Like a seedling nourished by fecund soil, Raleigh-based compost-pickup service CompostNow is growing, and they are hungry for Asheville’s food scraps.
For a small monthly fee, participants receive a container to fill with organic matter, which CompostNow picks up weekly, leaving in its place a clean bin and, per request, a share of nutrient-rich soil, compost-fairy style. Or, for those who prefer clean fingernails, members can opt to send their earthy goodness to a local community garden of choice.
Though Asheville is touted as a progressive bright spot on the South’s conservative map, the city lacks municipal composting, a service that San Francisco’s residents have been legally required to participate in for the past three years.
Enter Matt Rostetter, a bearded, tattooed 30-something who in 2010 recognized a similar need in his hometown of Raleigh, and decided to leave his desk job to do something about it. Modeled after the CSA produce delivery model, his company CompostNow saw its humble beginnings with Rostetter in the driver’s seat of his Honda Element, navigating the Triangle area, the back seat loaded down with rotting food.
“I do miss the paycheck [from my old job], but it feels great to be doing something that makes a difference,” says the self-described sustainably minded Rostetter.
The company has recently blossomed, expanding under the guidance of business-savvy Justin Senkbeil, the company’s CEO and co-founder, a “skinny red-headed kid who kept coming up to me wanting to talk about composting, and was really excited about it,” Rostetter says. “I finally decided to hear him out a year later. He was fresh out of business school and was able to do overnight what I hadn’t been able to do in a year by myself. The financial side of things was giving me nightmares.”
The current counter of CompostNow’s website shows the company has successfully diverted more than 42,000 pounds of Raleigh and the Triangle’s organic waste from the landfill, and turned it into soil.
“We are trying to change the way we are handling waste and growing our food,” Rostetter says. Their mission is a simple one: to make all communities compostable.
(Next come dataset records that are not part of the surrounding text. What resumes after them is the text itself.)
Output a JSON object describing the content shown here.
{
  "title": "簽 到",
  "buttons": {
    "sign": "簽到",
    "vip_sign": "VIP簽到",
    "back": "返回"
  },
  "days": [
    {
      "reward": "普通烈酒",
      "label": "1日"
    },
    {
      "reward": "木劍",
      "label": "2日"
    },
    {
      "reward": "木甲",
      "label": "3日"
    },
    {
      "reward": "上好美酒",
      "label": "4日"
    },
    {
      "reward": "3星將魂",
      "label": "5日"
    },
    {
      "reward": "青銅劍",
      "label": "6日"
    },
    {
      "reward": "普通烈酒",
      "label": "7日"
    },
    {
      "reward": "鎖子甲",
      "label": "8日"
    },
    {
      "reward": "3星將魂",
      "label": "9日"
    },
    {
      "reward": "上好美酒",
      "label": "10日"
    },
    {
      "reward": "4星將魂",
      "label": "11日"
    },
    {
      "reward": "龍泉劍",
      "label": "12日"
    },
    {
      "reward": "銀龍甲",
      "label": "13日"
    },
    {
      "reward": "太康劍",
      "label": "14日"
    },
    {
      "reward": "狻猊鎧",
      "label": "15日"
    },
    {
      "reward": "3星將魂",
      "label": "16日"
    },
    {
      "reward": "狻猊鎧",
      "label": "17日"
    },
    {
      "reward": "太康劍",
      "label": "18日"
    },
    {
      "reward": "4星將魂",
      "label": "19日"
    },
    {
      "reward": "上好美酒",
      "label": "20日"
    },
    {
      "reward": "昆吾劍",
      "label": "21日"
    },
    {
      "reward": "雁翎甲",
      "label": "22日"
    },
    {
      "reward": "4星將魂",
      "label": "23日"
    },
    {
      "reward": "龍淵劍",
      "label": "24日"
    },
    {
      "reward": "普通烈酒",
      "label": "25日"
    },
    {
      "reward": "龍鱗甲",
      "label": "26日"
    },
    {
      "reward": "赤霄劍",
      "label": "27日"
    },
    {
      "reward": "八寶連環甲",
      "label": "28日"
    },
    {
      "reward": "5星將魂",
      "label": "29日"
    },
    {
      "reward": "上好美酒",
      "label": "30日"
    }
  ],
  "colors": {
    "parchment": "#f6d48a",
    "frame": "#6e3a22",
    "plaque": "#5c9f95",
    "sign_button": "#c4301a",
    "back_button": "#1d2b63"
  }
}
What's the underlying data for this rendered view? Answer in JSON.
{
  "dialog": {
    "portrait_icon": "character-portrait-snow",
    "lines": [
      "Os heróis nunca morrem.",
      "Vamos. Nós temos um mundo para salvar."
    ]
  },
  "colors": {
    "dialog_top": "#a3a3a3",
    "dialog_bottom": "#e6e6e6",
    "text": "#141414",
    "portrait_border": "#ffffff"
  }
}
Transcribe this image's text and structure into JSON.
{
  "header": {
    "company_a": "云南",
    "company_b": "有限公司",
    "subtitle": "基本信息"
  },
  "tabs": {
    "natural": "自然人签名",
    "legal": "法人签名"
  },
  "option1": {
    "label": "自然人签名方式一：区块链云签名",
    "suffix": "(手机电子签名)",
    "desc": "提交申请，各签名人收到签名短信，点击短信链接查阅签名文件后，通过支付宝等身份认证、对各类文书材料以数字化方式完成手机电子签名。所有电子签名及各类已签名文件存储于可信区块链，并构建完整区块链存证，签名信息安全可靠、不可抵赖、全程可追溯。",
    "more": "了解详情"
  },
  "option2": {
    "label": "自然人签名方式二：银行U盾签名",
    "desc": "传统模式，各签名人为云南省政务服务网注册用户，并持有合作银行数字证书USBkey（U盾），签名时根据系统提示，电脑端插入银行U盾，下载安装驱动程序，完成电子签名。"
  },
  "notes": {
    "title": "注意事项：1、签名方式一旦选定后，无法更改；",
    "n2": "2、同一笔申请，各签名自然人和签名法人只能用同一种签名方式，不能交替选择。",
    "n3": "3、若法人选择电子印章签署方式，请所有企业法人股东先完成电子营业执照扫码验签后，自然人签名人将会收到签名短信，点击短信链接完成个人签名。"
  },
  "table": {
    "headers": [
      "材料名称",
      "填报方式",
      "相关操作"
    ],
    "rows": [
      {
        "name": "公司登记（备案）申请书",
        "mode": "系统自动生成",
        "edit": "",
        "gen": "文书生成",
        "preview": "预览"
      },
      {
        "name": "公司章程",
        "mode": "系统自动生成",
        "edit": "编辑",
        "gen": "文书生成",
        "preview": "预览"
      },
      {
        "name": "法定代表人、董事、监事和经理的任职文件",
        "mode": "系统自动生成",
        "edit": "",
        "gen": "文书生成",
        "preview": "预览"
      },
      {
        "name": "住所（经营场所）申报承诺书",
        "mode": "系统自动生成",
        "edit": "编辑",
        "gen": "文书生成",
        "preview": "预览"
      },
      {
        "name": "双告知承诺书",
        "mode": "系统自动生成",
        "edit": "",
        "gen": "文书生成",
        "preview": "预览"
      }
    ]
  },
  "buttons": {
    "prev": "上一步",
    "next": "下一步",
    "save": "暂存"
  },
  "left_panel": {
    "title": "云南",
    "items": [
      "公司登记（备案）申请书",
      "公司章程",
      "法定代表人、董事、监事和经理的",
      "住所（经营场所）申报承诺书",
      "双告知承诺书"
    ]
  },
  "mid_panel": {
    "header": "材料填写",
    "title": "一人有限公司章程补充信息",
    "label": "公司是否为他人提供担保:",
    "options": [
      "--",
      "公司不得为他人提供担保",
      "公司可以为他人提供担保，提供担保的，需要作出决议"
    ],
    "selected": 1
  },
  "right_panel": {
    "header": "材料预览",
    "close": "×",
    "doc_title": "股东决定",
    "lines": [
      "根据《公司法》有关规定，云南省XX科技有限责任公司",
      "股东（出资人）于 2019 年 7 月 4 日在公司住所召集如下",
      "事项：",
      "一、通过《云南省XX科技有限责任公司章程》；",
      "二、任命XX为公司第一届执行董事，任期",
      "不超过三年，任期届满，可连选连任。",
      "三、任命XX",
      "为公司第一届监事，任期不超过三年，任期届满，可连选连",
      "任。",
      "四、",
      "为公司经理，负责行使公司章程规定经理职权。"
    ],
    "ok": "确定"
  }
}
The company targets apartment and town-home dwellers, those with small yards or people who just prefer to send their organic matter elsewhere.
These days you can find Rostetter happily running his routes behind the wheel of the company’s very own Dodge Sprinter van.
CompostNow only needs one key ingredient to kick-start this earthy venture in your neighborhood: customer support.
“We need at least 300 people to show interest by signing up on our website to make this move sustainable,” says Senkbeil. “After that, things should happen pretty quickly.” CompostNow aims to be fully operational a month or two after securing a client base.
Signing up is obligation-free, so those interested in supporting effortless composting in Asheville can visit CompostNow’s website at http://www.compostnow.org/asheville.